• **Task**: Among the entries below, find each line with "false" and show it.

• **Task data**:
Start of Block

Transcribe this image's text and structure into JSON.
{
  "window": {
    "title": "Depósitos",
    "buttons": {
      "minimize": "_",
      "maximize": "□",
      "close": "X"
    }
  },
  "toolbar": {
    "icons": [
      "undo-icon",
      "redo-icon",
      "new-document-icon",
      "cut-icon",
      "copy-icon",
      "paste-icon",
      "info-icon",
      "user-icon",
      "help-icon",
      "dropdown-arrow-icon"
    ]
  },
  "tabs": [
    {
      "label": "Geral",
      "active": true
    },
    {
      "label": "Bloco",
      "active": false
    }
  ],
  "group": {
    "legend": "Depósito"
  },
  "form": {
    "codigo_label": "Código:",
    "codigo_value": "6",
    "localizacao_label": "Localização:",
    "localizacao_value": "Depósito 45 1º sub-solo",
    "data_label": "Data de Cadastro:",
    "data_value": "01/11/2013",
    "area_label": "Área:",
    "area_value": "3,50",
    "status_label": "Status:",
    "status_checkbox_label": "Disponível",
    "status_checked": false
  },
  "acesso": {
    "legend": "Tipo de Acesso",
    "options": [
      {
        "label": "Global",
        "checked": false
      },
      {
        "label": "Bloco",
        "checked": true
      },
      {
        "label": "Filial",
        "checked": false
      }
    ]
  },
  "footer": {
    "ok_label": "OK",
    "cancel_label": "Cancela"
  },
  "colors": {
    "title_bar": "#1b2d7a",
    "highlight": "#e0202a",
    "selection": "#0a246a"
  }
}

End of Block

• **Finished exercise**:
      "active": false
    "status_checked": false
        "checked": false
        "checked": false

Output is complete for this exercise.